*Exercise description*.
Word for word, copy all the data and drop the pictures.

*Working data*.
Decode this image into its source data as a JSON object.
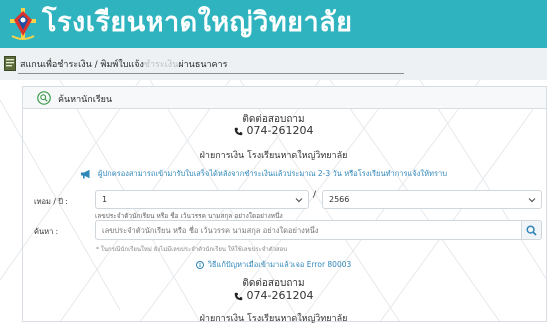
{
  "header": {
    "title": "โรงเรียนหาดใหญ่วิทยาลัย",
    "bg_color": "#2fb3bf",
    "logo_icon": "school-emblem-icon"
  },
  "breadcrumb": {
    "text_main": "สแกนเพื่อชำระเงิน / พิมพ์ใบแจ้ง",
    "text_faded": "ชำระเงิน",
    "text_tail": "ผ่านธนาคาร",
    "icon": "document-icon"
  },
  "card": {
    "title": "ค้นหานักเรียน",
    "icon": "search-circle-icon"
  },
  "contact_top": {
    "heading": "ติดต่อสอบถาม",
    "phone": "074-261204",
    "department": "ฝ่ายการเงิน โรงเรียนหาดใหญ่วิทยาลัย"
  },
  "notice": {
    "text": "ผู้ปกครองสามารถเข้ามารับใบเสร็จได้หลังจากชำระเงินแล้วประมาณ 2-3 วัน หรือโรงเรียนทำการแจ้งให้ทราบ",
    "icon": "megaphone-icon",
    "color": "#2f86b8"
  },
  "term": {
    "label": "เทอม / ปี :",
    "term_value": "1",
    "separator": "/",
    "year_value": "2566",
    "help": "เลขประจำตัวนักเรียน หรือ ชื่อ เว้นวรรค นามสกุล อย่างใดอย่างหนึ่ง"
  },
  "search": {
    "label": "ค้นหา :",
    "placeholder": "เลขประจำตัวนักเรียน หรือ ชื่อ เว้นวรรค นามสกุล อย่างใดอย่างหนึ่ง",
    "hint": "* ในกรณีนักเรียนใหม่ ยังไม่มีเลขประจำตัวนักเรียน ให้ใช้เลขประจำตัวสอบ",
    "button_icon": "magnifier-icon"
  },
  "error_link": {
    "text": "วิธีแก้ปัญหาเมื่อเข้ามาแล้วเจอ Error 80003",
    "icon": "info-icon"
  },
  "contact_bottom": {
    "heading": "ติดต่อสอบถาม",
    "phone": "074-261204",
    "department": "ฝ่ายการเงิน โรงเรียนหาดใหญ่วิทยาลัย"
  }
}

*Written response*.
Decode this image into its source data as a JSON object.
{
  "header": {
    "title": "โรงเรียนหาดใหญ่วิทยาลัย",
    "bg_color": "#2fb3bf",
    "logo_icon": "school-emblem-icon"
  },
  "breadcrumb": {
    "text_main": "สแกนเพื่อชำระเงิน / พิมพ์ใบแจ้ง",
    "text_faded": "ชำระเงิน",
    "text_tail": "ผ่านธนาคาร",
    "icon": "document-icon"
  },
  "card": {
    "title": "ค้นหานักเรียน",
    "icon": "search-circle-icon"
  },
  "contact_top": {
    "heading": "ติดต่อสอบถาม",
    "phone": "074-261204",
    "department": "ฝ่ายการเงิน โรงเรียนหาดใหญ่วิทยาลัย"
  },
  "notice": {
    "text": "ผู้ปกครองสามารถเข้ามารับใบเสร็จได้หลังจากชำระเงินแล้วประมาณ 2-3 วัน หรือโรงเรียนทำการแจ้งให้ทราบ",
    "icon": "megaphone-icon",
    "color": "#2f86b8"
  },
  "term": {
    "label": "เทอม / ปี :",
    "term_value": "1",
    "separator": "/",
    "year_value": "2566",
    "help": "เลขประจำตัวนักเรียน หรือ ชื่อ เว้นวรรค นามสกุล อย่างใดอย่างหนึ่ง"
  },
  "search": {
    "label": "ค้นหา :",
    "placeholder": "เลขประจำตัวนักเรียน หรือ ชื่อ เว้นวรรค นามสกุล อย่างใดอย่างหนึ่ง",
    "hint": "* ในกรณีนักเรียนใหม่ ยังไม่มีเลขประจำตัวนักเรียน ให้ใช้เลขประจำตัวสอบ",
    "button_icon": "magnifier-icon"
  },
  "error_link": {
    "text": "วิธีแก้ปัญหาเมื่อเข้ามาแล้วเจอ Error 80003",
    "icon": "info-icon"
  },
  "contact_bottom": {
    "heading": "ติดต่อสอบถาม",
    "phone": "074-261204",
    "department": "ฝ่ายการเงิน โรงเรียนหาดใหญ่วิทยาลัย"
  }
}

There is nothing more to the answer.